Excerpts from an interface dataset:
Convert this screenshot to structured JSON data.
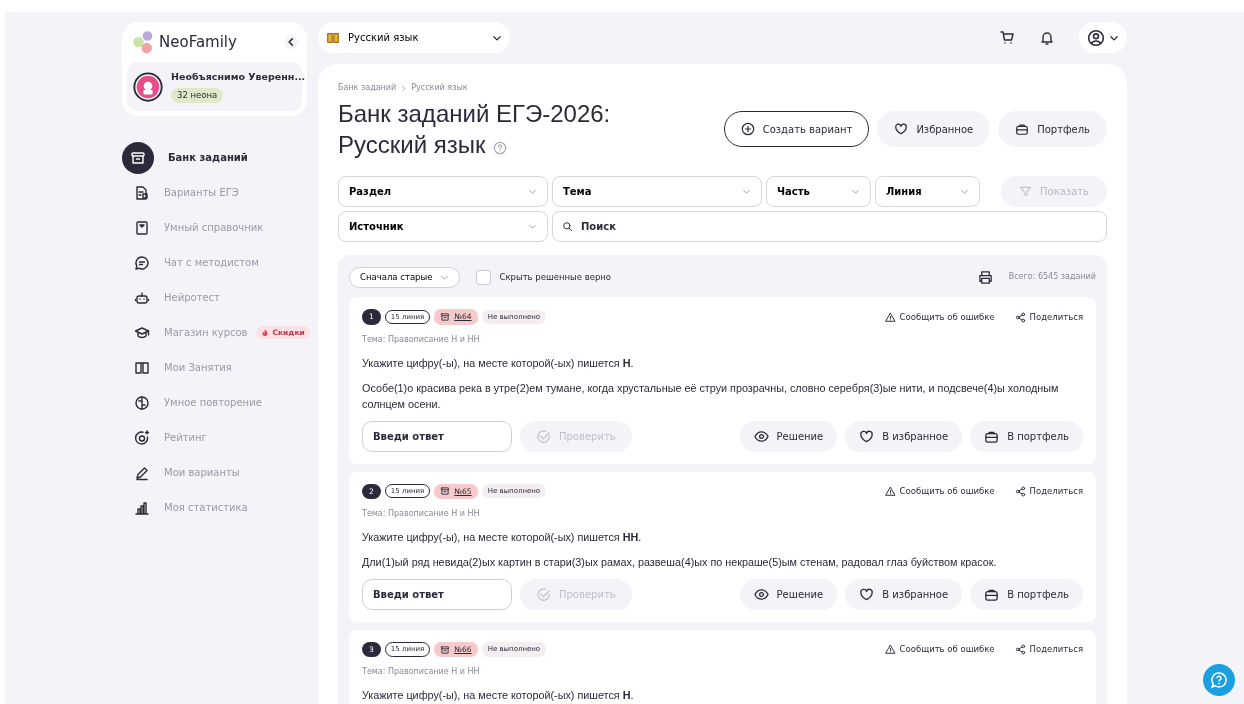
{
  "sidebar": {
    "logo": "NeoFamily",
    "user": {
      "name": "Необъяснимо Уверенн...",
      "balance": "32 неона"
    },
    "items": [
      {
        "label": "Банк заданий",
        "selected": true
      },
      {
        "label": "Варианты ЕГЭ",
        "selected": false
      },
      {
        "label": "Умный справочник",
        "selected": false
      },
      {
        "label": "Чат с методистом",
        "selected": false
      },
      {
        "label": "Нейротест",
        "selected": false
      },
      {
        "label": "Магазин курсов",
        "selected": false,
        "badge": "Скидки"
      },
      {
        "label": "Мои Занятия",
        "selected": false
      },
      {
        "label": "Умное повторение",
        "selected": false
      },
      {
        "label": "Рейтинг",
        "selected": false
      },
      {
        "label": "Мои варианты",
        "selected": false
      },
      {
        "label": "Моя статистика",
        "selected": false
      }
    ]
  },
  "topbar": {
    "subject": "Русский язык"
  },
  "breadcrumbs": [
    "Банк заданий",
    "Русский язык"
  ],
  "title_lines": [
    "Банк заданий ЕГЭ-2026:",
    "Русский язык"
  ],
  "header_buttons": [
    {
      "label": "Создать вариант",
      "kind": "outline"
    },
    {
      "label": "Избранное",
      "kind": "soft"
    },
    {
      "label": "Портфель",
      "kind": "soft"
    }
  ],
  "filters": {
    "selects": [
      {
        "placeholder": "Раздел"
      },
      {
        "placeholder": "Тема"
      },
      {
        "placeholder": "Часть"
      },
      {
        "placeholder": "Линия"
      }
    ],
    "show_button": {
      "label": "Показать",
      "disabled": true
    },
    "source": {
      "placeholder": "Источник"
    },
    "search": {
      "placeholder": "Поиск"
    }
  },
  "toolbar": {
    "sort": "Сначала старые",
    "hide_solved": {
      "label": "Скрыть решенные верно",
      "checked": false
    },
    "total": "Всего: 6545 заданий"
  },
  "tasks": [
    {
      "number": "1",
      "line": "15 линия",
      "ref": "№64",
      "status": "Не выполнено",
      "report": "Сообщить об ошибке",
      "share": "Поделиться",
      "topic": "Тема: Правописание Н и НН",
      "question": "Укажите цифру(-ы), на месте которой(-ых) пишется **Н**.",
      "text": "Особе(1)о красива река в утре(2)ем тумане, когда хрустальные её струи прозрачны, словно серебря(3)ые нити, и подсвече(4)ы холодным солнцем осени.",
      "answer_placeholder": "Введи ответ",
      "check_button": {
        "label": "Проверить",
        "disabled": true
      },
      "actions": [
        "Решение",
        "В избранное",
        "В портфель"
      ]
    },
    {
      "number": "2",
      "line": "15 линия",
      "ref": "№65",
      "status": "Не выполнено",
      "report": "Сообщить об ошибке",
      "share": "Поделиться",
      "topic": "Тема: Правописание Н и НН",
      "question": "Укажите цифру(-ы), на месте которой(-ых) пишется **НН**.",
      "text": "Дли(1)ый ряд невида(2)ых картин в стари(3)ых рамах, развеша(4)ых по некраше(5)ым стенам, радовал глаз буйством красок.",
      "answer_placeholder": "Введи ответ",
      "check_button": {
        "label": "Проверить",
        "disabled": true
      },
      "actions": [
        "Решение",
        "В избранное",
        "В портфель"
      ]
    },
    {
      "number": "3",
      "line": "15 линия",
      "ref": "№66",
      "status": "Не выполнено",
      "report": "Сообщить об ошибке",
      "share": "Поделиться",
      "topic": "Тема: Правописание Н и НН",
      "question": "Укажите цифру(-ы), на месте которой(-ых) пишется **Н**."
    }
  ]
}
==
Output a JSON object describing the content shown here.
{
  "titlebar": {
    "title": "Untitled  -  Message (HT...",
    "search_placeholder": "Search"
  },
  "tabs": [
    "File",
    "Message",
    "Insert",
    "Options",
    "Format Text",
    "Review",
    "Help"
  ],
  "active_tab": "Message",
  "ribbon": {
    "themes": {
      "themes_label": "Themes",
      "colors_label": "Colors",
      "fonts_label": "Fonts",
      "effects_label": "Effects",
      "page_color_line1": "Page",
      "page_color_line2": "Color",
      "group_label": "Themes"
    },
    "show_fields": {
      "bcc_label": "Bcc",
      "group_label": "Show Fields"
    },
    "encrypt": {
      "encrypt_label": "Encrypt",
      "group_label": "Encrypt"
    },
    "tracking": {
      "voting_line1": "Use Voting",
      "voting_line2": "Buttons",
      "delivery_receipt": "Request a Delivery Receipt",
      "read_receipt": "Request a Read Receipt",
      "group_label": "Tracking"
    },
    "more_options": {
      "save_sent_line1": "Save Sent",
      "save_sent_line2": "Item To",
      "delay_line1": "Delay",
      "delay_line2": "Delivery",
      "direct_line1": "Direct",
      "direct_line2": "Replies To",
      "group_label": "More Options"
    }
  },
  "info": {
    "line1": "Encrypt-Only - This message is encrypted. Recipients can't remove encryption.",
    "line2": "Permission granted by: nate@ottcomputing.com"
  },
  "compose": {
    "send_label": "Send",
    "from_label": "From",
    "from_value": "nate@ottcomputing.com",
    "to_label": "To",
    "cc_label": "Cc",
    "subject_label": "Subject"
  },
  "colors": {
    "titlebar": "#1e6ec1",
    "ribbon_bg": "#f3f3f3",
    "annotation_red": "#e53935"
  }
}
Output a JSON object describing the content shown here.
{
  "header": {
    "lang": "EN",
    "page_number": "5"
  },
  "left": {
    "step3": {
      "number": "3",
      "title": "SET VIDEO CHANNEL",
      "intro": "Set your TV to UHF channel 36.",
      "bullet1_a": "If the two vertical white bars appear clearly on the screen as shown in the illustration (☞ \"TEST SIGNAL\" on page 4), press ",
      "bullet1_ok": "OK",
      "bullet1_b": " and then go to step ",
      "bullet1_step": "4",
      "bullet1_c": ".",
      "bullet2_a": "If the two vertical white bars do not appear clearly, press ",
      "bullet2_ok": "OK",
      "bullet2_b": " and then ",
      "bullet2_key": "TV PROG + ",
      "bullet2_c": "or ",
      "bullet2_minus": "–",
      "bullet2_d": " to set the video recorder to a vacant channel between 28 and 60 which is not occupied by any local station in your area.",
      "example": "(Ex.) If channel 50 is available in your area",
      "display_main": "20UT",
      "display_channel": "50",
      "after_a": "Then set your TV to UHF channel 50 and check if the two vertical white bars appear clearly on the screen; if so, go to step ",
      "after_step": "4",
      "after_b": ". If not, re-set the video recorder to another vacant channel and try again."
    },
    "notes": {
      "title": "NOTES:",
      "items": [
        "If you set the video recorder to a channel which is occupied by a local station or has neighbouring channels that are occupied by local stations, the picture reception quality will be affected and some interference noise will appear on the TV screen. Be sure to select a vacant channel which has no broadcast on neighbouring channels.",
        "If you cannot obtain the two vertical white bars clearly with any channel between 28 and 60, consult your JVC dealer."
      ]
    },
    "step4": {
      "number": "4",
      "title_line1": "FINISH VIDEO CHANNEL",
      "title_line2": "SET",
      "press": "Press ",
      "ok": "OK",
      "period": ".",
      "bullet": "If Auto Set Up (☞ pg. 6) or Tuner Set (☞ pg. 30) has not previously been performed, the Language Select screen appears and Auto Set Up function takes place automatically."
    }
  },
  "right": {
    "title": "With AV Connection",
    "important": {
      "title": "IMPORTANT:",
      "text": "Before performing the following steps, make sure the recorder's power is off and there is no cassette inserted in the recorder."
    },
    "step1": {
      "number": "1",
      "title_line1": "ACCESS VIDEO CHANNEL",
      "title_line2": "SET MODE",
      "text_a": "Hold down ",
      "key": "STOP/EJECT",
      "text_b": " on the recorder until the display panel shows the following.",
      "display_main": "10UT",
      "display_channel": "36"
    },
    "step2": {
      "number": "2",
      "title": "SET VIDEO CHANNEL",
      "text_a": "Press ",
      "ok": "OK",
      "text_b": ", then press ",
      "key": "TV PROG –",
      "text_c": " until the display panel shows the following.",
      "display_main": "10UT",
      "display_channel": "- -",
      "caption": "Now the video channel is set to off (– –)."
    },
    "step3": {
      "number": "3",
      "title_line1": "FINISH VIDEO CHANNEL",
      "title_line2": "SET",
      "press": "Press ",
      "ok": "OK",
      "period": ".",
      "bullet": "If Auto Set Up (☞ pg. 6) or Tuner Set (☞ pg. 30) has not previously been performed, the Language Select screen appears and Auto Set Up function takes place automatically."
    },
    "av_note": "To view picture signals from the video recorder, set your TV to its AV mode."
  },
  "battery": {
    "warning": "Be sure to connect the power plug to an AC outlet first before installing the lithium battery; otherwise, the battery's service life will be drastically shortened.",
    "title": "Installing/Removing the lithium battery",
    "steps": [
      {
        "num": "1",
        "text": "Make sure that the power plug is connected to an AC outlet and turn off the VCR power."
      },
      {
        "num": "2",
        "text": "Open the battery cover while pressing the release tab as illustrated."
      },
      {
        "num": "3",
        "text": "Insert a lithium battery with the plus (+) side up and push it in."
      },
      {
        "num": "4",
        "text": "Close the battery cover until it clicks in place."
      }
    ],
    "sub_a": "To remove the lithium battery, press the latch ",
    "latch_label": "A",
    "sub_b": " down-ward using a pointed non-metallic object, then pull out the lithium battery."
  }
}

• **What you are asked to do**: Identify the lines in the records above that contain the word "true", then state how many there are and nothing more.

• **Response below**: 4